• _DIRECTIONS FOR THIS TASK_: Working through the lines below, return each one that holds "mirrors".

• _DATA IN THIS EXERCISE_:
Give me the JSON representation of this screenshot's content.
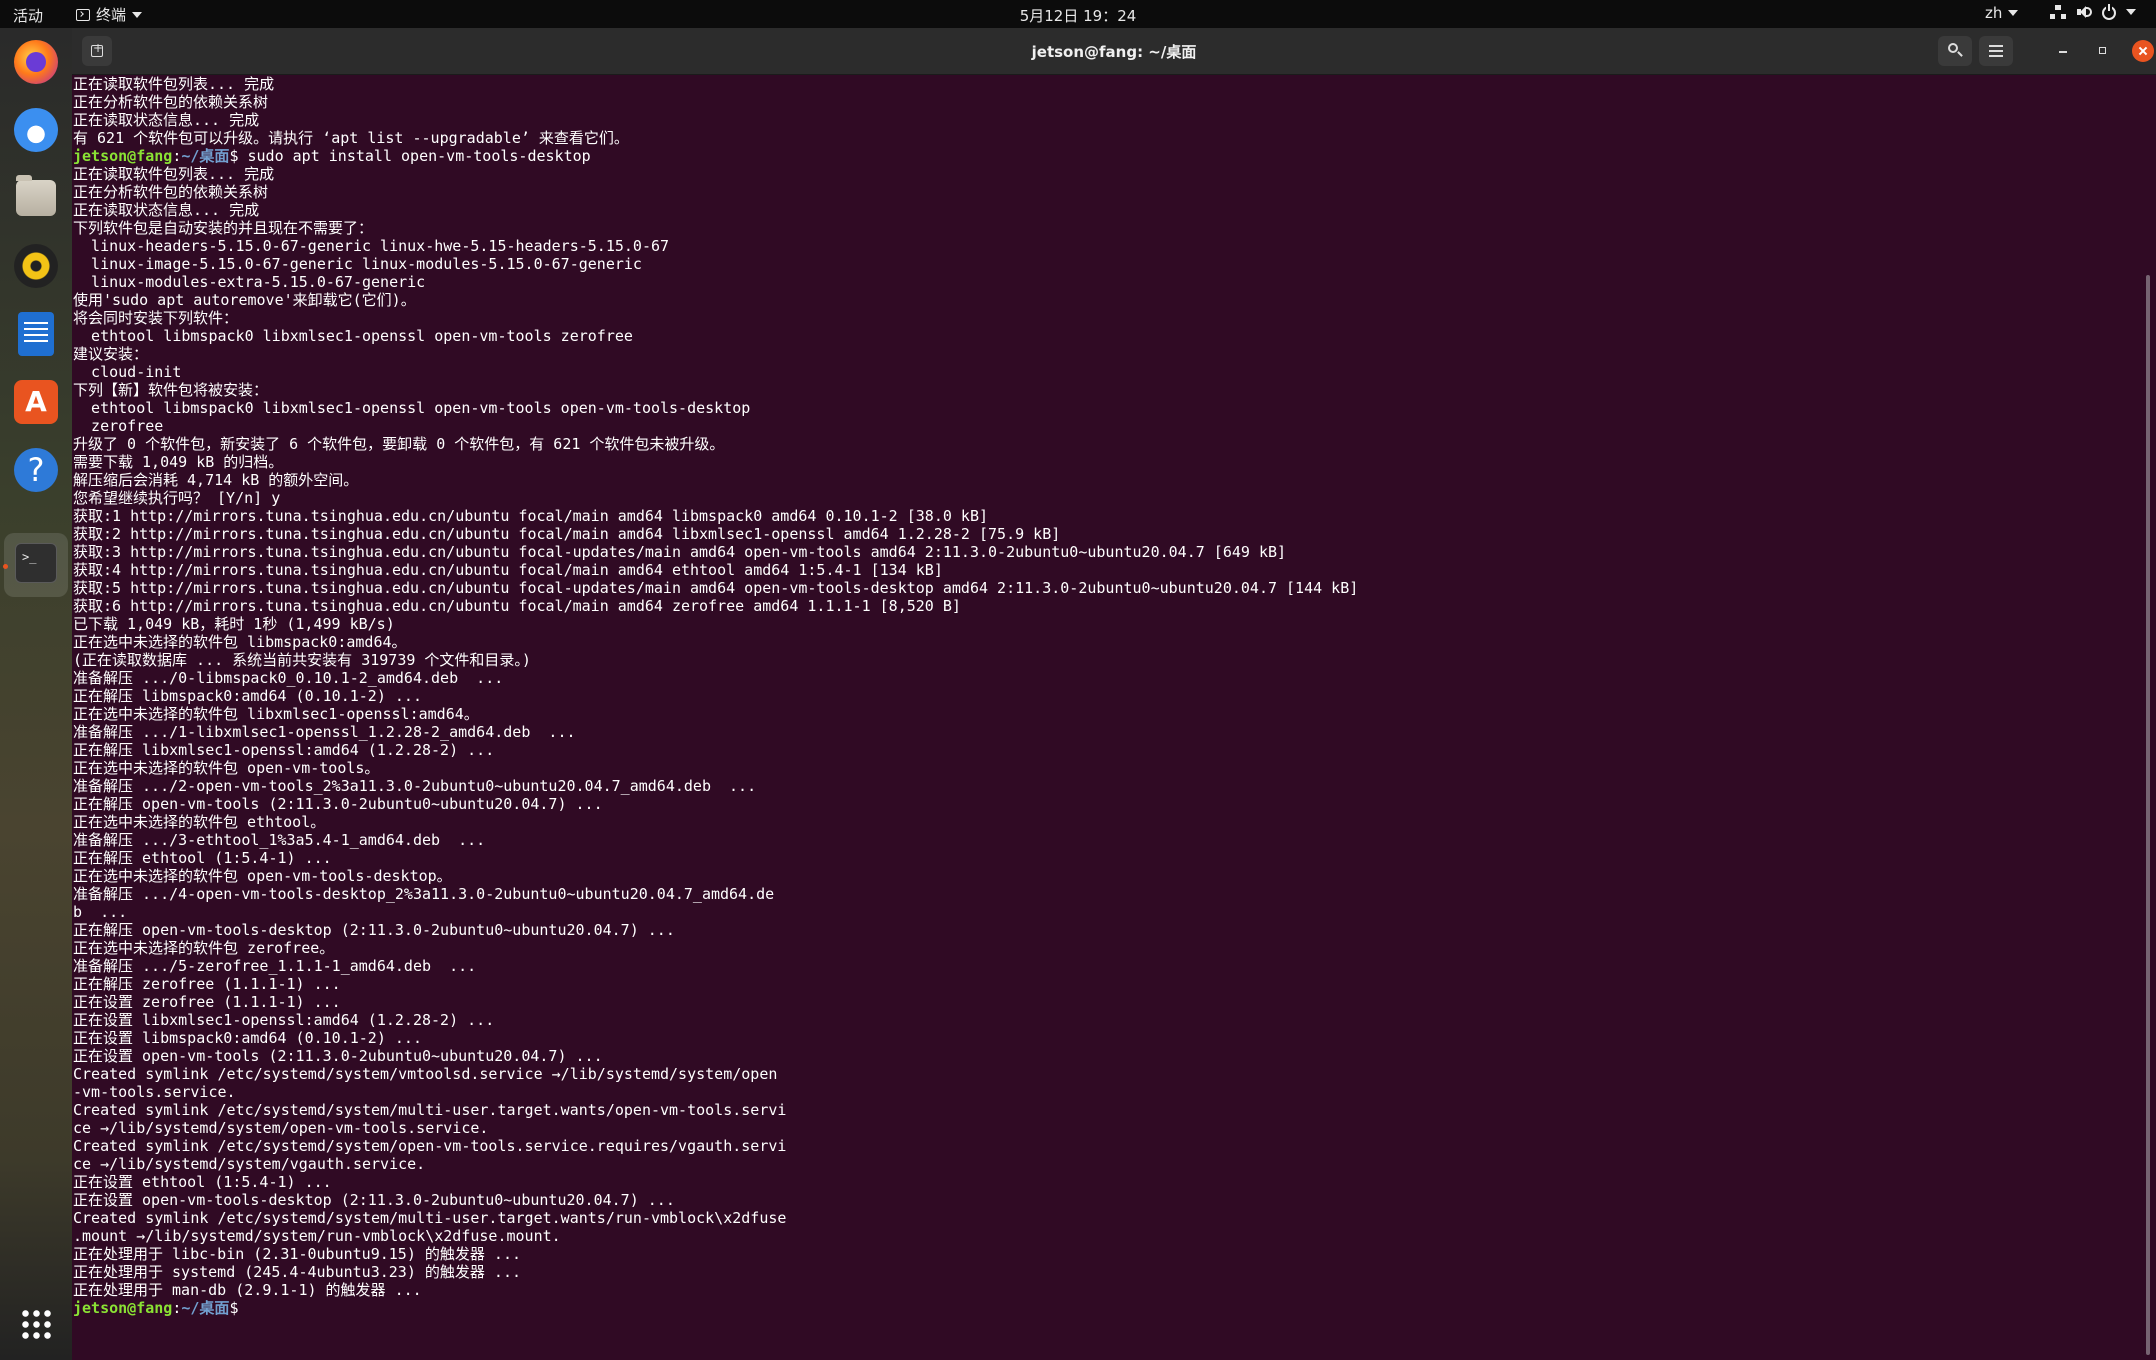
{
  "topbar": {
    "activities": "活动",
    "app_menu": "终端",
    "clock": "5月12日  19：24",
    "input_method": "zh"
  },
  "window": {
    "title": "jetson@fang: ~/桌面"
  },
  "terminal": {
    "prompt_user": "jetson@fang",
    "prompt_path": "~/桌面",
    "lines": [
      "正在读取软件包列表... 完成",
      "正在分析软件包的依赖关系树",
      "正在读取状态信息... 完成",
      "有 621 个软件包可以升级。请执行 ‘apt list --upgradable’ 来查看它们。",
      "$ sudo apt install open-vm-tools-desktop",
      "正在读取软件包列表... 完成",
      "正在分析软件包的依赖关系树",
      "正在读取状态信息... 完成",
      "下列软件包是自动安装的并且现在不需要了：",
      "  linux-headers-5.15.0-67-generic linux-hwe-5.15-headers-5.15.0-67",
      "  linux-image-5.15.0-67-generic linux-modules-5.15.0-67-generic",
      "  linux-modules-extra-5.15.0-67-generic",
      "使用'sudo apt autoremove'来卸载它(它们)。",
      "将会同时安装下列软件：",
      "  ethtool libmspack0 libxmlsec1-openssl open-vm-tools zerofree",
      "建议安装：",
      "  cloud-init",
      "下列【新】软件包将被安装：",
      "  ethtool libmspack0 libxmlsec1-openssl open-vm-tools open-vm-tools-desktop",
      "  zerofree",
      "升级了 0 个软件包，新安装了 6 个软件包，要卸载 0 个软件包，有 621 个软件包未被升级。",
      "需要下载 1,049 kB 的归档。",
      "解压缩后会消耗 4,714 kB 的额外空间。",
      "您希望继续执行吗？ [Y/n] y",
      "获取:1 http://mirrors.tuna.tsinghua.edu.cn/ubuntu focal/main amd64 libmspack0 amd64 0.10.1-2 [38.0 kB]",
      "获取:2 http://mirrors.tuna.tsinghua.edu.cn/ubuntu focal/main amd64 libxmlsec1-openssl amd64 1.2.28-2 [75.9 kB]",
      "获取:3 http://mirrors.tuna.tsinghua.edu.cn/ubuntu focal-updates/main amd64 open-vm-tools amd64 2:11.3.0-2ubuntu0~ubuntu20.04.7 [649 kB]",
      "获取:4 http://mirrors.tuna.tsinghua.edu.cn/ubuntu focal/main amd64 ethtool amd64 1:5.4-1 [134 kB]",
      "获取:5 http://mirrors.tuna.tsinghua.edu.cn/ubuntu focal-updates/main amd64 open-vm-tools-desktop amd64 2:11.3.0-2ubuntu0~ubuntu20.04.7 [144 kB]",
      "获取:6 http://mirrors.tuna.tsinghua.edu.cn/ubuntu focal/main amd64 zerofree amd64 1.1.1-1 [8,520 B]",
      "已下载 1,049 kB，耗时 1秒 (1,499 kB/s)",
      "正在选中未选择的软件包 libmspack0:amd64。",
      "(正在读取数据库 ... 系统当前共安装有 319739 个文件和目录。)",
      "准备解压 .../0-libmspack0_0.10.1-2_amd64.deb  ...",
      "正在解压 libmspack0:amd64 (0.10.1-2) ...",
      "正在选中未选择的软件包 libxmlsec1-openssl:amd64。",
      "准备解压 .../1-libxmlsec1-openssl_1.2.28-2_amd64.deb  ...",
      "正在解压 libxmlsec1-openssl:amd64 (1.2.28-2) ...",
      "正在选中未选择的软件包 open-vm-tools。",
      "准备解压 .../2-open-vm-tools_2%3a11.3.0-2ubuntu0~ubuntu20.04.7_amd64.deb  ...",
      "正在解压 open-vm-tools (2:11.3.0-2ubuntu0~ubuntu20.04.7) ...",
      "正在选中未选择的软件包 ethtool。",
      "准备解压 .../3-ethtool_1%3a5.4-1_amd64.deb  ...",
      "正在解压 ethtool (1:5.4-1) ...",
      "正在选中未选择的软件包 open-vm-tools-desktop。",
      "准备解压 .../4-open-vm-tools-desktop_2%3a11.3.0-2ubuntu0~ubuntu20.04.7_amd64.de",
      "b  ...",
      "正在解压 open-vm-tools-desktop (2:11.3.0-2ubuntu0~ubuntu20.04.7) ...",
      "正在选中未选择的软件包 zerofree。",
      "准备解压 .../5-zerofree_1.1.1-1_amd64.deb  ...",
      "正在解压 zerofree (1.1.1-1) ...",
      "正在设置 zerofree (1.1.1-1) ...",
      "正在设置 libxmlsec1-openssl:amd64 (1.2.28-2) ...",
      "正在设置 libmspack0:amd64 (0.10.1-2) ...",
      "正在设置 open-vm-tools (2:11.3.0-2ubuntu0~ubuntu20.04.7) ...",
      "Created symlink /etc/systemd/system/vmtoolsd.service →/lib/systemd/system/open",
      "-vm-tools.service.",
      "Created symlink /etc/systemd/system/multi-user.target.wants/open-vm-tools.servi",
      "ce →/lib/systemd/system/open-vm-tools.service.",
      "Created symlink /etc/systemd/system/open-vm-tools.service.requires/vgauth.servi",
      "ce →/lib/systemd/system/vgauth.service.",
      "正在设置 ethtool (1:5.4-1) ...",
      "正在设置 open-vm-tools-desktop (2:11.3.0-2ubuntu0~ubuntu20.04.7) ...",
      "Created symlink /etc/systemd/system/multi-user.target.wants/run-vmblock\\x2dfuse",
      ".mount →/lib/systemd/system/run-vmblock\\x2dfuse.mount.",
      "正在处理用于 libc-bin (2.31-0ubuntu9.15) 的触发器 ...",
      "正在处理用于 systemd (245.4-4ubuntu3.23) 的触发器 ...",
      "正在处理用于 man-db (2.9.1-1) 的触发器 ...",
      "$"
    ]
  },
  "dock": {
    "items": [
      "firefox-icon",
      "thunderbird-icon",
      "files-icon",
      "rhythmbox-icon",
      "libreoffice-writer-icon",
      "app-store-icon",
      "help-icon",
      "terminal-icon"
    ]
  }
}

• _EXPECTED ANSWER_:
      "获取:1 http://mirrors.tuna.tsinghua.edu.cn/ubuntu focal/main amd64 libmspack0 amd64 0.10.1-2 [38.0 kB]",
      "获取:2 http://mirrors.tuna.tsinghua.edu.cn/ubuntu focal/main amd64 libxmlsec1-openssl amd64 1.2.28-2 [75.9 kB]",
      "获取:3 http://mirrors.tuna.tsinghua.edu.cn/ubuntu focal-updates/main amd64 open-vm-tools amd64 2:11.3.0-2ubuntu0~ubuntu20.04.7 [649 kB]",
      "获取:4 http://mirrors.tuna.tsinghua.edu.cn/ubuntu focal/main amd64 ethtool amd64 1:5.4-1 [134 kB]",
      "获取:5 http://mirrors.tuna.tsinghua.edu.cn/ubuntu focal-updates/main amd64 open-vm-tools-desktop amd64 2:11.3.0-2ubuntu0~ubuntu20.04.7 [144 kB]",
      "获取:6 http://mirrors.tuna.tsinghua.edu.cn/ubuntu focal/main amd64 zerofree amd64 1.1.1-1 [8,520 B]",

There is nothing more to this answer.